▶ [EXERCISE DIRECTIONS]: Show every line from the data below that includes "JSON".

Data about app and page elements
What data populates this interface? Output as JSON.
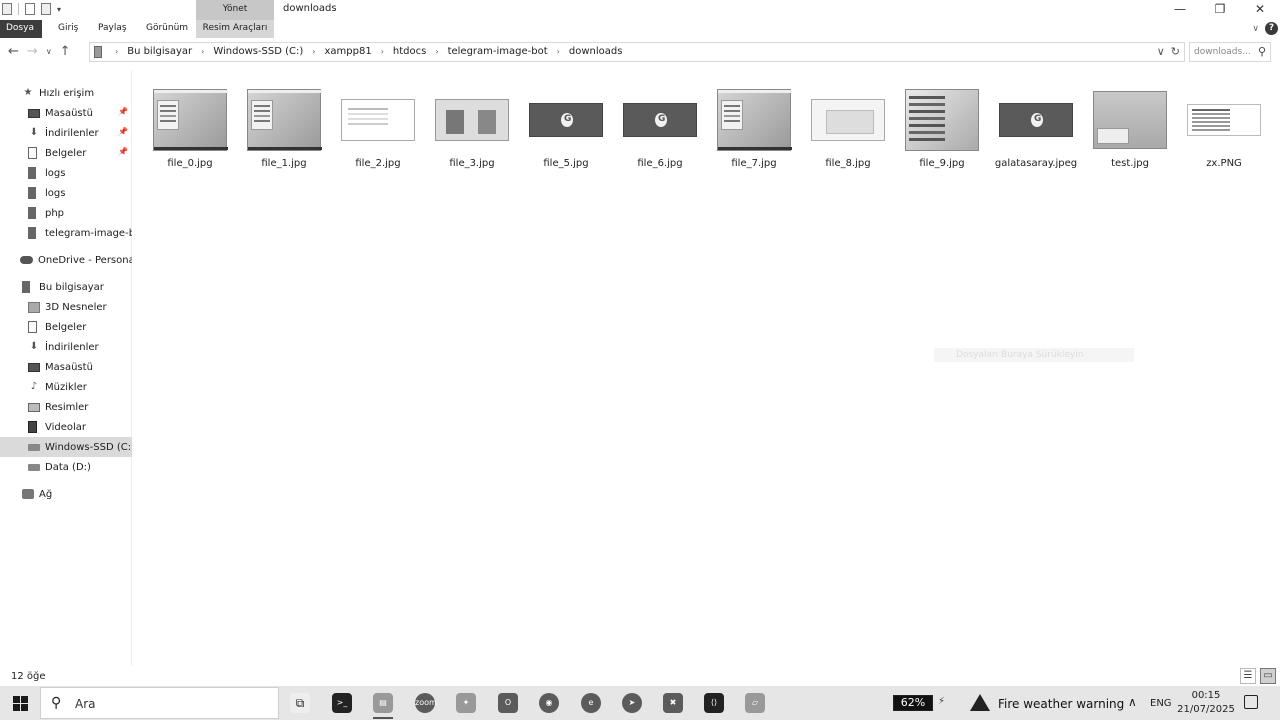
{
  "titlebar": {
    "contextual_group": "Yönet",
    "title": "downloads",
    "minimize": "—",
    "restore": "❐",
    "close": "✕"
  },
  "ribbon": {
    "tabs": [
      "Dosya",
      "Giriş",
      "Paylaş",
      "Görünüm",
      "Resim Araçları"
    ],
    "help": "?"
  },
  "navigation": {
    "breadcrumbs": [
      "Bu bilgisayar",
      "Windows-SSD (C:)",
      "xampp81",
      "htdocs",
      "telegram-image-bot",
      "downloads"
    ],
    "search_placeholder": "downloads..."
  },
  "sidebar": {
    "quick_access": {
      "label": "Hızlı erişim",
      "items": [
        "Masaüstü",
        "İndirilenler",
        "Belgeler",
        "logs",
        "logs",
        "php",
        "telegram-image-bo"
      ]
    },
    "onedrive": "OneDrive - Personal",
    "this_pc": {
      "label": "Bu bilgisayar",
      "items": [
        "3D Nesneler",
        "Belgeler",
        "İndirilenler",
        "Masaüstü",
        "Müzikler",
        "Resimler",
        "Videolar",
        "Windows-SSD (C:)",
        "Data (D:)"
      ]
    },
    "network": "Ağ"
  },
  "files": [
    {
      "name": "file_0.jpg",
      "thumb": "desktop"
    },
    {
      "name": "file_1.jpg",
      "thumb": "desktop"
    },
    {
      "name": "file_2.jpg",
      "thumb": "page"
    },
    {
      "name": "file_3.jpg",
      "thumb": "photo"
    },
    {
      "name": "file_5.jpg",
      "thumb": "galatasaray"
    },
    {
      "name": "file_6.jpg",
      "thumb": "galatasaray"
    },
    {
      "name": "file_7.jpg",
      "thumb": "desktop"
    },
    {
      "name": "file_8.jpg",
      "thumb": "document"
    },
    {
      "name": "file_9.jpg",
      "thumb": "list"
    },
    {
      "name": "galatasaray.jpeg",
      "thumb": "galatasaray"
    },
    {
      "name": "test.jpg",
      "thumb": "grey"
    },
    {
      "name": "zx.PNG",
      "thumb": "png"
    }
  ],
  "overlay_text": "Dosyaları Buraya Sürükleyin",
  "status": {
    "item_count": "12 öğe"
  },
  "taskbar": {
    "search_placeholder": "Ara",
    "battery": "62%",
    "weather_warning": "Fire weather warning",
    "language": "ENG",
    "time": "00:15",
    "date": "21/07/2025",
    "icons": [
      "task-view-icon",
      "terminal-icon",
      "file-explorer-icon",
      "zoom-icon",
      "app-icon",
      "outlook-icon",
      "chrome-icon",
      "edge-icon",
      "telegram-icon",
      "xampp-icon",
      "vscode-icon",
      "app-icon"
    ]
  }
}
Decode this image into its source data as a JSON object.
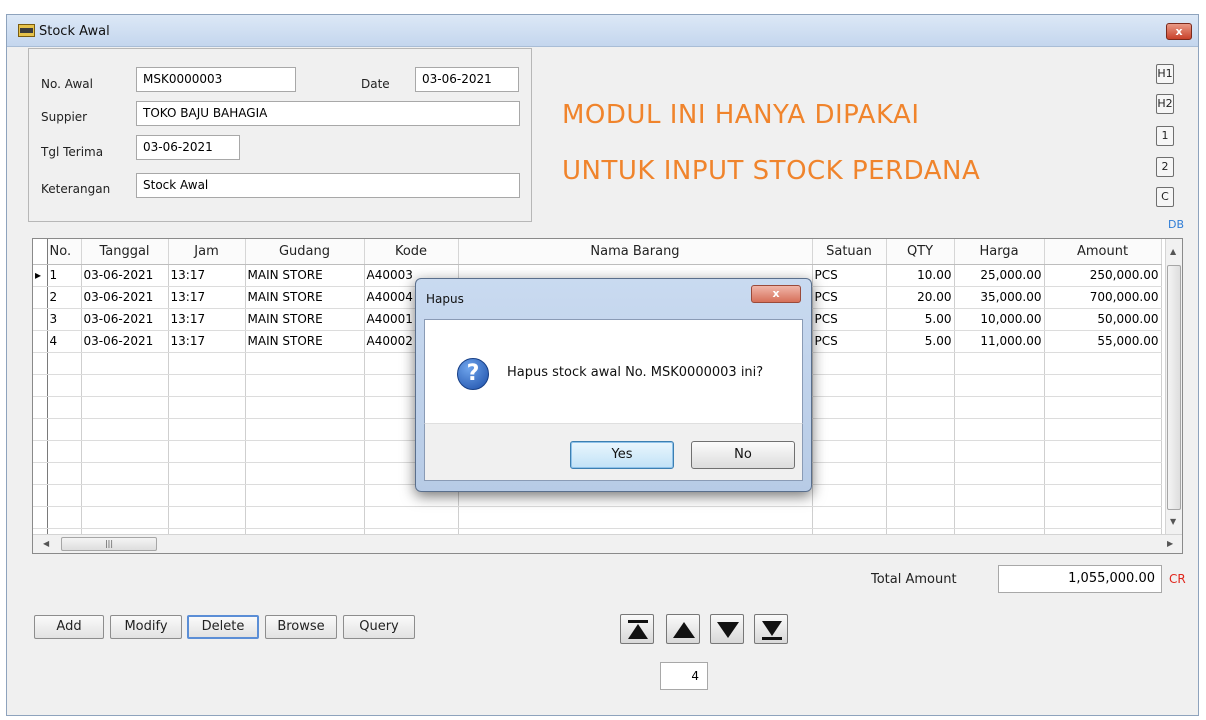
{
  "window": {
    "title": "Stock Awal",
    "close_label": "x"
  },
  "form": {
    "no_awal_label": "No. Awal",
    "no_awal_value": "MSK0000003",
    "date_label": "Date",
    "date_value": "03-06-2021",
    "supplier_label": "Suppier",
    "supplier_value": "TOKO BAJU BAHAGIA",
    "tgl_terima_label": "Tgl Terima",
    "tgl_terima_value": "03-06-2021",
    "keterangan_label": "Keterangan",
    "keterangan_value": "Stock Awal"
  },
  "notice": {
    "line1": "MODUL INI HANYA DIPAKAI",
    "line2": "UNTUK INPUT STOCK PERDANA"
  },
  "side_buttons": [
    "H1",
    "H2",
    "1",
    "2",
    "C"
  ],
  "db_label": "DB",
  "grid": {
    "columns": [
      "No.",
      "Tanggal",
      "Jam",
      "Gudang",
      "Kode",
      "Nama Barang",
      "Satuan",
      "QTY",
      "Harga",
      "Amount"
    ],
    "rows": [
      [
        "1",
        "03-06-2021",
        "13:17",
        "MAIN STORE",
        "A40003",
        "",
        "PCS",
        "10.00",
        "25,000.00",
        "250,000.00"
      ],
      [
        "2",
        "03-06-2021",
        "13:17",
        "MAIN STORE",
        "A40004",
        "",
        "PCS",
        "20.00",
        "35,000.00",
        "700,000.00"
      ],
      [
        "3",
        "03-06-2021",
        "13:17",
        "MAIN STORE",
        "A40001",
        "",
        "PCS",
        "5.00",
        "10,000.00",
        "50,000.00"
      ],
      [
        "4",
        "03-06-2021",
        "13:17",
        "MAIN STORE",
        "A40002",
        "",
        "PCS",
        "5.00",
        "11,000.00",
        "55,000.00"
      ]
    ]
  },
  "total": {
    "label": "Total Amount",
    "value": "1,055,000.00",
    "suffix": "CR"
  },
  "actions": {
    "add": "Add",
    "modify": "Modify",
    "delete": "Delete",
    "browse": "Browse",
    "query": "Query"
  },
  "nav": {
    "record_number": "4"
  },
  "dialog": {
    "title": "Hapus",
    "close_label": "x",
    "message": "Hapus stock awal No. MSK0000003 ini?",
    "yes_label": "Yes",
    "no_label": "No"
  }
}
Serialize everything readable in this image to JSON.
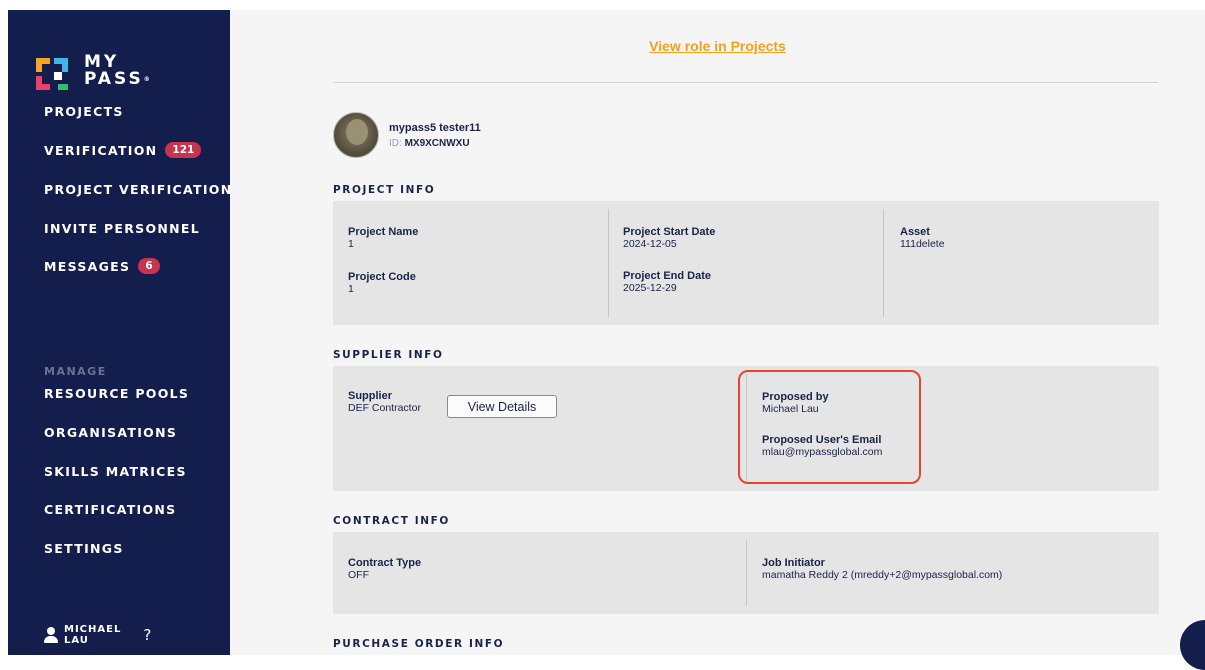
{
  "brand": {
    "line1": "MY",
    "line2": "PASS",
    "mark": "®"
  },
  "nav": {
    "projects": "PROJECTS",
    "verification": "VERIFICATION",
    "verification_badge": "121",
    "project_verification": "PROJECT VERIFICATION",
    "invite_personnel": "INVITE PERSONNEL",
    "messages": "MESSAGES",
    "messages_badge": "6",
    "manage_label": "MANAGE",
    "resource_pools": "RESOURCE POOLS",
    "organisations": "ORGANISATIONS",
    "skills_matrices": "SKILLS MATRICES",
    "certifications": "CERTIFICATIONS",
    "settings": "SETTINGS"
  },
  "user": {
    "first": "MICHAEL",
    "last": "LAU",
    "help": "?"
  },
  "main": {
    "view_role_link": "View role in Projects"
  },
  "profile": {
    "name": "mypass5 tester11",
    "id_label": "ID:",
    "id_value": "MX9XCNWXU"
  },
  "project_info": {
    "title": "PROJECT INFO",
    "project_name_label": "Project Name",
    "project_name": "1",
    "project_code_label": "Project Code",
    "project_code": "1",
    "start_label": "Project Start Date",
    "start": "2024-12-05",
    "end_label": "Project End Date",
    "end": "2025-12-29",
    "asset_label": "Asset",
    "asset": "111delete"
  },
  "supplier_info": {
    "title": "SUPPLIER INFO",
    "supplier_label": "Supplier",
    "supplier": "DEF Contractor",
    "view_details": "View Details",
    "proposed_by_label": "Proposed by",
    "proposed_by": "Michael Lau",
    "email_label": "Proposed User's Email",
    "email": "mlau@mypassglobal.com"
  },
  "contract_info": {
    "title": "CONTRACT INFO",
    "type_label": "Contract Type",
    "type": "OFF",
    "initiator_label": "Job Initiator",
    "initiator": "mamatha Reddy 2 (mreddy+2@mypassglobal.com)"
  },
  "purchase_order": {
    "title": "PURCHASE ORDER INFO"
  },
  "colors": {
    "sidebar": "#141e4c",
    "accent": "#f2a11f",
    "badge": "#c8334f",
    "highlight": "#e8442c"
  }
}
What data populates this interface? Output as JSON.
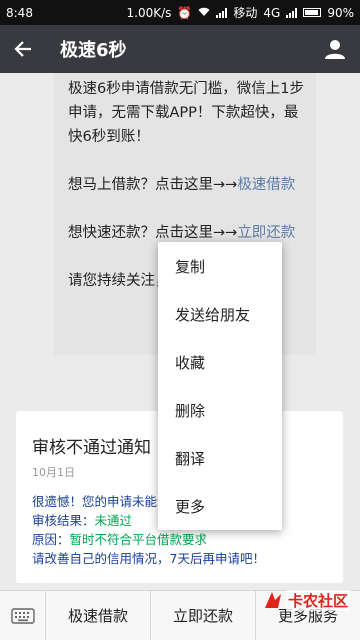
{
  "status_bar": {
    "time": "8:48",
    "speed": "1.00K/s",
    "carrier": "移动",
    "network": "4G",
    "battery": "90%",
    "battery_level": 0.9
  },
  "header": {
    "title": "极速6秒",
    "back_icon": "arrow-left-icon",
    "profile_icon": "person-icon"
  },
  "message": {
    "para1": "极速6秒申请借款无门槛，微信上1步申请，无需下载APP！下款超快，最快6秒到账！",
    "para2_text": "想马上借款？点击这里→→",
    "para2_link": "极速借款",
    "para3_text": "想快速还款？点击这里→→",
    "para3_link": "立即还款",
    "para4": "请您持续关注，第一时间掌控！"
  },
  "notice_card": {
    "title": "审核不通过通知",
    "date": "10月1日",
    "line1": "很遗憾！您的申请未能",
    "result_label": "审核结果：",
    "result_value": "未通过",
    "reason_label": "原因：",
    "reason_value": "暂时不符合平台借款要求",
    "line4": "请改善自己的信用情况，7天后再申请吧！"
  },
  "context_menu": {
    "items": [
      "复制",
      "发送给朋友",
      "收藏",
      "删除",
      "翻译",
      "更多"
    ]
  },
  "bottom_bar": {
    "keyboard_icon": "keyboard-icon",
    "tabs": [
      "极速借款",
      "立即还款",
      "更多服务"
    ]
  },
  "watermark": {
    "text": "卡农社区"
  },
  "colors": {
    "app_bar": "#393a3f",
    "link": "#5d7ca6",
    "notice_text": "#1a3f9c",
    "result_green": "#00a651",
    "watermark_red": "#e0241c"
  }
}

▶ [OUTPUT OF THE EXERCISE]:
What data populates this interface? Output as JSON.
Decode this image into its source data as a JSON object.
Serialize everything readable in this image to JSON.
What data populates this interface? Output as JSON.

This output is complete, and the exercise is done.